Action item:
How many lines of these entries include the string "takes"? State the number alone.

Data about app and page elements
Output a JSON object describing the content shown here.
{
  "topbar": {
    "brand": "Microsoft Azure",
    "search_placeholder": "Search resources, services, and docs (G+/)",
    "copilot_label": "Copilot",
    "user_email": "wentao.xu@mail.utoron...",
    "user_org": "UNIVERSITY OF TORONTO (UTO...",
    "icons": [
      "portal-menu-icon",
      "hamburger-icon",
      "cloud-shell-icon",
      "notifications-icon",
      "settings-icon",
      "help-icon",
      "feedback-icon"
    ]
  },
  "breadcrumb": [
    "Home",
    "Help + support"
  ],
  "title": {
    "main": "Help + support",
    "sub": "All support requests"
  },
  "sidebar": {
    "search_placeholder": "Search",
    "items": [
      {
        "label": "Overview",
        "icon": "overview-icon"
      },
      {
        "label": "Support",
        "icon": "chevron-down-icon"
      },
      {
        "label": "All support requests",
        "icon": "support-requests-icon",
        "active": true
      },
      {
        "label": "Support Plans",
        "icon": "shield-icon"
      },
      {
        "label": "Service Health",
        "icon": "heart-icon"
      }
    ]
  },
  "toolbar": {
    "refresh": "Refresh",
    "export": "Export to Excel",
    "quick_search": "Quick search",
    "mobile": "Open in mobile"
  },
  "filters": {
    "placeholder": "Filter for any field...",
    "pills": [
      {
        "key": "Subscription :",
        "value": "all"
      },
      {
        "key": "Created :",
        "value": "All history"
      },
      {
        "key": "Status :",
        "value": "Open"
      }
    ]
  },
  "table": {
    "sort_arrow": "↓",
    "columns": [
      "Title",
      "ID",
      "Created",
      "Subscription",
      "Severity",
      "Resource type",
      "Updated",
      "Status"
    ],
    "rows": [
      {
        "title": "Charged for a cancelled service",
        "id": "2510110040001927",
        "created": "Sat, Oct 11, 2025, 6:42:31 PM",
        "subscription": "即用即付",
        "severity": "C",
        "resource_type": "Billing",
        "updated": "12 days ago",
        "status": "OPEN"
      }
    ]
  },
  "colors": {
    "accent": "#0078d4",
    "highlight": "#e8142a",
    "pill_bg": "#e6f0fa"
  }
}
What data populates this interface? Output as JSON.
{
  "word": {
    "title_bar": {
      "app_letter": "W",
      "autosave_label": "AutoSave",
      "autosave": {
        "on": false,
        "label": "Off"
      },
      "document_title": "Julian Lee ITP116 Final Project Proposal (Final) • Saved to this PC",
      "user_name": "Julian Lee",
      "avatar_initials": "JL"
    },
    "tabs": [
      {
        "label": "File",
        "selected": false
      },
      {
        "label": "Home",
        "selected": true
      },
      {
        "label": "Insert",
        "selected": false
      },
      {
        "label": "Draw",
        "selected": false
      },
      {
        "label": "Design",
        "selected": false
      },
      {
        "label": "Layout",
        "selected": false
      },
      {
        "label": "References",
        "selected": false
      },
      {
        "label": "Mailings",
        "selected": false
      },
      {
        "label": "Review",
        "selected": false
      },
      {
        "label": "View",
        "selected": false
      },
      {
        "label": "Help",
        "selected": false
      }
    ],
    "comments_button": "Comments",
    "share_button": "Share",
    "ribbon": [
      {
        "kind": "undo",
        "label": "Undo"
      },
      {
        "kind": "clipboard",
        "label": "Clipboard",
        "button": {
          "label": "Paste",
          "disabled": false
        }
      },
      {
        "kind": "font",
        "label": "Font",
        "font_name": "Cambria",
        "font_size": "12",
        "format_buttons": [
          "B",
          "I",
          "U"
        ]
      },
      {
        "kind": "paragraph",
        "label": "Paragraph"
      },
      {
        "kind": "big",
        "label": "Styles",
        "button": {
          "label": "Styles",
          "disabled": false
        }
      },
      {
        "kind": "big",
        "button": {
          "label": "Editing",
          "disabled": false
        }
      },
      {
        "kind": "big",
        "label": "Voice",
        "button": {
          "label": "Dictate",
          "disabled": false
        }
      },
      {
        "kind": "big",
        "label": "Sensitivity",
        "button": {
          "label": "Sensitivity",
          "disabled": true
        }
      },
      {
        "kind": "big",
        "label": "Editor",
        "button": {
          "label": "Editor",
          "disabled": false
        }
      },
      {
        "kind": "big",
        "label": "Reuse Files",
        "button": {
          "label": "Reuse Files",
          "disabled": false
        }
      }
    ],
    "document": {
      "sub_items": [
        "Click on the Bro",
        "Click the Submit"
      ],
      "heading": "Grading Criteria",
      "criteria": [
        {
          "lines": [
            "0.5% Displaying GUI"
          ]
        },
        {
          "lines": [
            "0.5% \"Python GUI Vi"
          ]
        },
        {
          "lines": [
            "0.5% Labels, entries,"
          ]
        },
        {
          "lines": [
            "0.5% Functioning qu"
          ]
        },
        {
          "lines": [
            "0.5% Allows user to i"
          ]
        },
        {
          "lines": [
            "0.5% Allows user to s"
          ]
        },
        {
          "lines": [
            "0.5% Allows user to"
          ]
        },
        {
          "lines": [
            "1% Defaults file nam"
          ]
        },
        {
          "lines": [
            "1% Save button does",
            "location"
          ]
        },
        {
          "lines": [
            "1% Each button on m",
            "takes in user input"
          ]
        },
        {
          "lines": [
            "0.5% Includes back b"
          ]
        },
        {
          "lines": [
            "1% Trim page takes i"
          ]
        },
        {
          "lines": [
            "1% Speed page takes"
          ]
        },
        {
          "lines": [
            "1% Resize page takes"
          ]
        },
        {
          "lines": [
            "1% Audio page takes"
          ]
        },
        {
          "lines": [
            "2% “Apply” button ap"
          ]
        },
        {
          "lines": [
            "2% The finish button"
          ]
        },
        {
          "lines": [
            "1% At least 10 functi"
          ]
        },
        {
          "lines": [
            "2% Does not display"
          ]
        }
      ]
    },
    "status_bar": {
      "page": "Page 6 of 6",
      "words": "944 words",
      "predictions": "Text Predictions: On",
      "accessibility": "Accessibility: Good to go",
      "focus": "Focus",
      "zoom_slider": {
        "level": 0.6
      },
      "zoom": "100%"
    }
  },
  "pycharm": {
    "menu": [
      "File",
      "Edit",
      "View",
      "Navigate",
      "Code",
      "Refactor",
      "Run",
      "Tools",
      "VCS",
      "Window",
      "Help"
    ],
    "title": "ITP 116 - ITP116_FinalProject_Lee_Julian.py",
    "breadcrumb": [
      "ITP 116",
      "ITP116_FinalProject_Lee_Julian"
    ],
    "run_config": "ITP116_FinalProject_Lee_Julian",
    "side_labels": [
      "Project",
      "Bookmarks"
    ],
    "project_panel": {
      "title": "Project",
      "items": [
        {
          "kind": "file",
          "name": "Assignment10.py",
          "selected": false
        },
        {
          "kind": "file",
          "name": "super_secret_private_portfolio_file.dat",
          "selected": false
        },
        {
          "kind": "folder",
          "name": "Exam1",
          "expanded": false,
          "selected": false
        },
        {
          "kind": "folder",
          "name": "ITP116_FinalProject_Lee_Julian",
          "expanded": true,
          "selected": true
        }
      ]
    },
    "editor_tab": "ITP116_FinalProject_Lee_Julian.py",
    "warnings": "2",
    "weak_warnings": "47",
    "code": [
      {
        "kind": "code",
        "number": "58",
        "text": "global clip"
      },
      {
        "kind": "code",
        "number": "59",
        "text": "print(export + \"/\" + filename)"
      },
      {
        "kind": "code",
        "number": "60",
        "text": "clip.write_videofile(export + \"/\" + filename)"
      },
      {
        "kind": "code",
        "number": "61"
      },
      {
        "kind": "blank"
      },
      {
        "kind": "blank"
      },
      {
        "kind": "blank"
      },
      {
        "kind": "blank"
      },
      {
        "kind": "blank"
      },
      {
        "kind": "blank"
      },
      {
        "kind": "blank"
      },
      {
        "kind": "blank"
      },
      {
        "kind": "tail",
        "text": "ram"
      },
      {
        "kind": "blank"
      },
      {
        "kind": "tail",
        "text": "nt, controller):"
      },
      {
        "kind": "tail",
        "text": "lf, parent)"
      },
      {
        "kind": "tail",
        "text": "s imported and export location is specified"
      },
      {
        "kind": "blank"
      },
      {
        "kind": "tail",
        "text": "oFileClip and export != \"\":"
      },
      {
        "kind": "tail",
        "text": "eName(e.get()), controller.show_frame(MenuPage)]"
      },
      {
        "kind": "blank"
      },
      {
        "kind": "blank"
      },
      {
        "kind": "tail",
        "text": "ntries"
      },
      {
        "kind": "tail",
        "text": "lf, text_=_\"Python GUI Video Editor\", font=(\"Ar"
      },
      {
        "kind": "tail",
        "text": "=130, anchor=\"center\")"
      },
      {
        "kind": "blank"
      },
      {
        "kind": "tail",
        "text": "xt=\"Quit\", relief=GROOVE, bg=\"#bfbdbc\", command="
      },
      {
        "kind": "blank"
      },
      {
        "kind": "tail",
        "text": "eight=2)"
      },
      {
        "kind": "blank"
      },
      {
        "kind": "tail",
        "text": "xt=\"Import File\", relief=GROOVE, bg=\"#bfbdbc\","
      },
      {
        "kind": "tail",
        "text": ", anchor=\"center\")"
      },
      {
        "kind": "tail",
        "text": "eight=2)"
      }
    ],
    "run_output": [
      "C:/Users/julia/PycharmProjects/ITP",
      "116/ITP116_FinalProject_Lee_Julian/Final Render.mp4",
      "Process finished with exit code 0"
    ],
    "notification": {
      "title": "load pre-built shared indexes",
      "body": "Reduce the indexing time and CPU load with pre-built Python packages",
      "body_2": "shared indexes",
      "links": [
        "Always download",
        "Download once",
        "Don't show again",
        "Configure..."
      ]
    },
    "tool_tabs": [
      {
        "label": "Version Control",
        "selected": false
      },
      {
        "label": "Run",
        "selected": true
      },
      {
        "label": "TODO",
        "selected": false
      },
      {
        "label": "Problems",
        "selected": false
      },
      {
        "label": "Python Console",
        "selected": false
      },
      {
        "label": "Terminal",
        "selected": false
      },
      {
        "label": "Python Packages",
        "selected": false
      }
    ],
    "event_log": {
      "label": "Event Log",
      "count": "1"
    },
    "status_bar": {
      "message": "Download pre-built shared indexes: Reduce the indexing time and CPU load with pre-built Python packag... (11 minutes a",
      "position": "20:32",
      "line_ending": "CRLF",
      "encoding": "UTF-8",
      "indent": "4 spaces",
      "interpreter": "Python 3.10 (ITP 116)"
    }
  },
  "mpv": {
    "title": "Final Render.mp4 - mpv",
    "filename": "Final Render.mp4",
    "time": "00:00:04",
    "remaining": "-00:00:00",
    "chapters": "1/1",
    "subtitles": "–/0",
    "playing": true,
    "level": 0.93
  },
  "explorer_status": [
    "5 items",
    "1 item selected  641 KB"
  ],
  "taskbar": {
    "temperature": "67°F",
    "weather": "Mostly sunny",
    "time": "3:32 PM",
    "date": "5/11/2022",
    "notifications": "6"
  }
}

Solution:
5